_What is needed_: What is needed is an exact copy of the whole listing below, with no pictures.

_Data shown_:
※ ※ ※

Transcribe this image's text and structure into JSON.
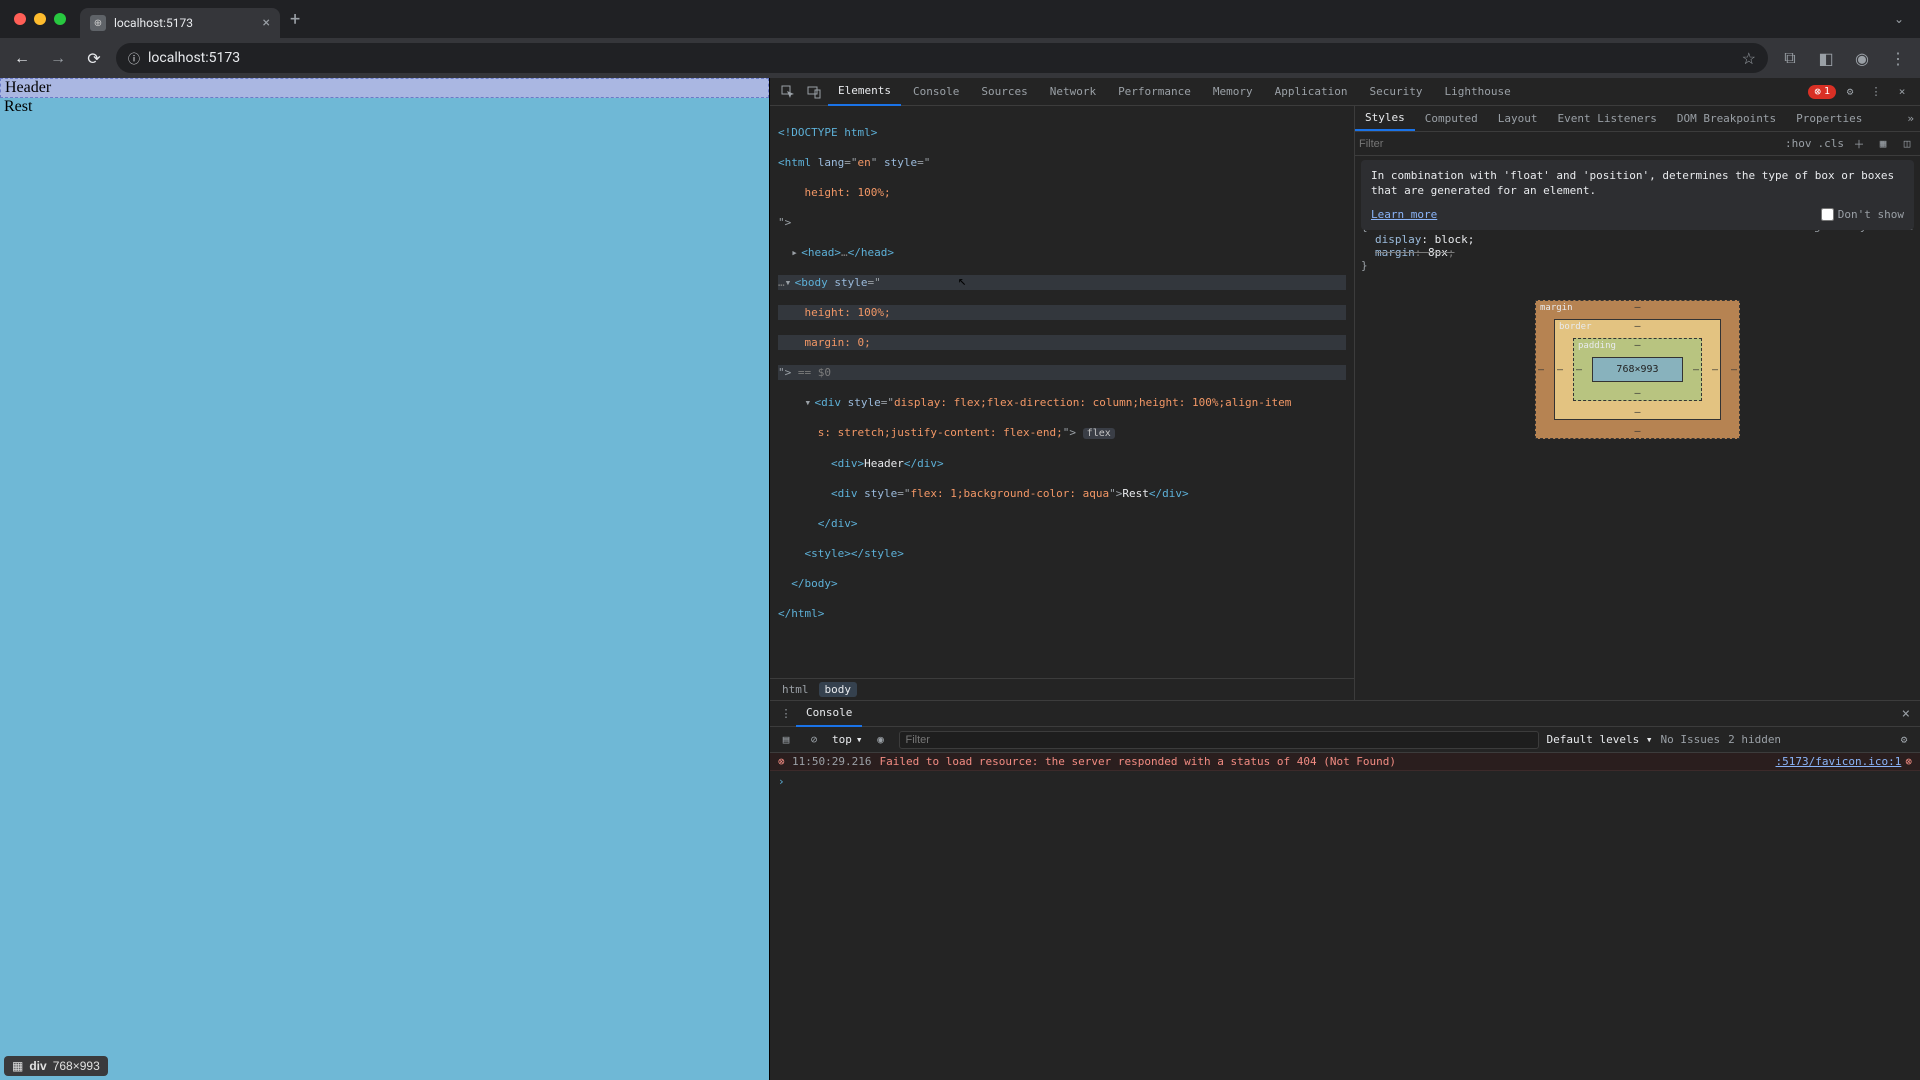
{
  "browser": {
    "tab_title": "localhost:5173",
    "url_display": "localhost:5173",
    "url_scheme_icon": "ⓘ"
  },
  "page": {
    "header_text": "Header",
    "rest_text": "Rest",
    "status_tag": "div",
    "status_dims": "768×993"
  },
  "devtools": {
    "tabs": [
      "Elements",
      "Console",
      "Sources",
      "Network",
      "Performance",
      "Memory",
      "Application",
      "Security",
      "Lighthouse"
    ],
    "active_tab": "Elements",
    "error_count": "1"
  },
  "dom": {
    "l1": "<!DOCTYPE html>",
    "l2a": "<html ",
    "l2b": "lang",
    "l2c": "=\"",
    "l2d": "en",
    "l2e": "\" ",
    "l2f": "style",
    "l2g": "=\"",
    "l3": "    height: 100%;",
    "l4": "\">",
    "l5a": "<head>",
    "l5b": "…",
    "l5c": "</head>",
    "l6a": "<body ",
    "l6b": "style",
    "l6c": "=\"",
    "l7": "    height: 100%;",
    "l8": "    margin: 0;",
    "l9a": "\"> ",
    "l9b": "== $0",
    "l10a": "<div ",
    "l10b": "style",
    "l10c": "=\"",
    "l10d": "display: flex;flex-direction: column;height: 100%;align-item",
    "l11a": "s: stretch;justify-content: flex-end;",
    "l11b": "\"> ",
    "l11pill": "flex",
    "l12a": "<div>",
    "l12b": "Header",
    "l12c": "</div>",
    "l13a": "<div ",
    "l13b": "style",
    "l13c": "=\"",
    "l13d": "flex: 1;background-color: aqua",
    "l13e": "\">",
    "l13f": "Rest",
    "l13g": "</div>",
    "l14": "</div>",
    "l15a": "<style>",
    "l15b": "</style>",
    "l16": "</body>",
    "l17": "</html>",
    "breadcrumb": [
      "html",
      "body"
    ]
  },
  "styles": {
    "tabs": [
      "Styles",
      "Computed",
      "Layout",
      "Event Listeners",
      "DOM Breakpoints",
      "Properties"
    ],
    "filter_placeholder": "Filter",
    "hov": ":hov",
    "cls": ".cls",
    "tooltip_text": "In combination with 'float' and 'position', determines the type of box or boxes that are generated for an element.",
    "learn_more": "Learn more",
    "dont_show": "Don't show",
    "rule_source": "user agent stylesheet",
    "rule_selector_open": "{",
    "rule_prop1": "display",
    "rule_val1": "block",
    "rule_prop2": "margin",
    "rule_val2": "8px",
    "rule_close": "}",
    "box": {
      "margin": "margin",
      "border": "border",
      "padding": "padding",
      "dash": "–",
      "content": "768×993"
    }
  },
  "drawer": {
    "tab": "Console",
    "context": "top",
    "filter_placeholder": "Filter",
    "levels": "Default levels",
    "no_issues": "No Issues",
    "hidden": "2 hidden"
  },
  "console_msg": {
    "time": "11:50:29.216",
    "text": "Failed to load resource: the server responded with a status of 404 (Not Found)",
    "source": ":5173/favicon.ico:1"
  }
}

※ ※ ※

_Exercise answer_:
Transcribe this image's text and structure into JSON.
{
  "browser": {
    "tab_title": "localhost:5173",
    "url_display": "localhost:5173",
    "url_scheme_icon": "ⓘ"
  },
  "page": {
    "header_text": "Header",
    "rest_text": "Rest",
    "status_tag": "div",
    "status_dims": "768×993"
  },
  "devtools": {
    "tabs": [
      "Elements",
      "Console",
      "Sources",
      "Network",
      "Performance",
      "Memory",
      "Application",
      "Security",
      "Lighthouse"
    ],
    "active_tab": "Elements",
    "error_count": "1"
  },
  "dom": {
    "l1": "<!DOCTYPE html>",
    "l2a": "<html ",
    "l2b": "lang",
    "l2c": "=\"",
    "l2d": "en",
    "l2e": "\" ",
    "l2f": "style",
    "l2g": "=\"",
    "l3": "    height: 100%;",
    "l4": "\">",
    "l5a": "<head>",
    "l5b": "…",
    "l5c": "</head>",
    "l6a": "<body ",
    "l6b": "style",
    "l6c": "=\"",
    "l7": "    height: 100%;",
    "l8": "    margin: 0;",
    "l9a": "\"> ",
    "l9b": "== $0",
    "l10a": "<div ",
    "l10b": "style",
    "l10c": "=\"",
    "l10d": "display: flex;flex-direction: column;height: 100%;align-item",
    "l11a": "s: stretch;justify-content: flex-end;",
    "l11b": "\"> ",
    "l11pill": "flex",
    "l12a": "<div>",
    "l12b": "Header",
    "l12c": "</div>",
    "l13a": "<div ",
    "l13b": "style",
    "l13c": "=\"",
    "l13d": "flex: 1;background-color: aqua",
    "l13e": "\">",
    "l13f": "Rest",
    "l13g": "</div>",
    "l14": "</div>",
    "l15a": "<style>",
    "l15b": "</style>",
    "l16": "</body>",
    "l17": "</html>",
    "breadcrumb": [
      "html",
      "body"
    ]
  },
  "styles": {
    "tabs": [
      "Styles",
      "Computed",
      "Layout",
      "Event Listeners",
      "DOM Breakpoints",
      "Properties"
    ],
    "filter_placeholder": "Filter",
    "hov": ":hov",
    "cls": ".cls",
    "tooltip_text": "In combination with 'float' and 'position', determines the type of box or boxes that are generated for an element.",
    "learn_more": "Learn more",
    "dont_show": "Don't show",
    "rule_source": "user agent stylesheet",
    "rule_selector_open": "{",
    "rule_prop1": "display",
    "rule_val1": "block",
    "rule_prop2": "margin",
    "rule_val2": "8px",
    "rule_close": "}",
    "box": {
      "margin": "margin",
      "border": "border",
      "padding": "padding",
      "dash": "–",
      "content": "768×993"
    }
  },
  "drawer": {
    "tab": "Console",
    "context": "top",
    "filter_placeholder": "Filter",
    "levels": "Default levels",
    "no_issues": "No Issues",
    "hidden": "2 hidden"
  },
  "console_msg": {
    "time": "11:50:29.216",
    "text": "Failed to load resource: the server responded with a status of 404 (Not Found)",
    "source": ":5173/favicon.ico:1"
  }
}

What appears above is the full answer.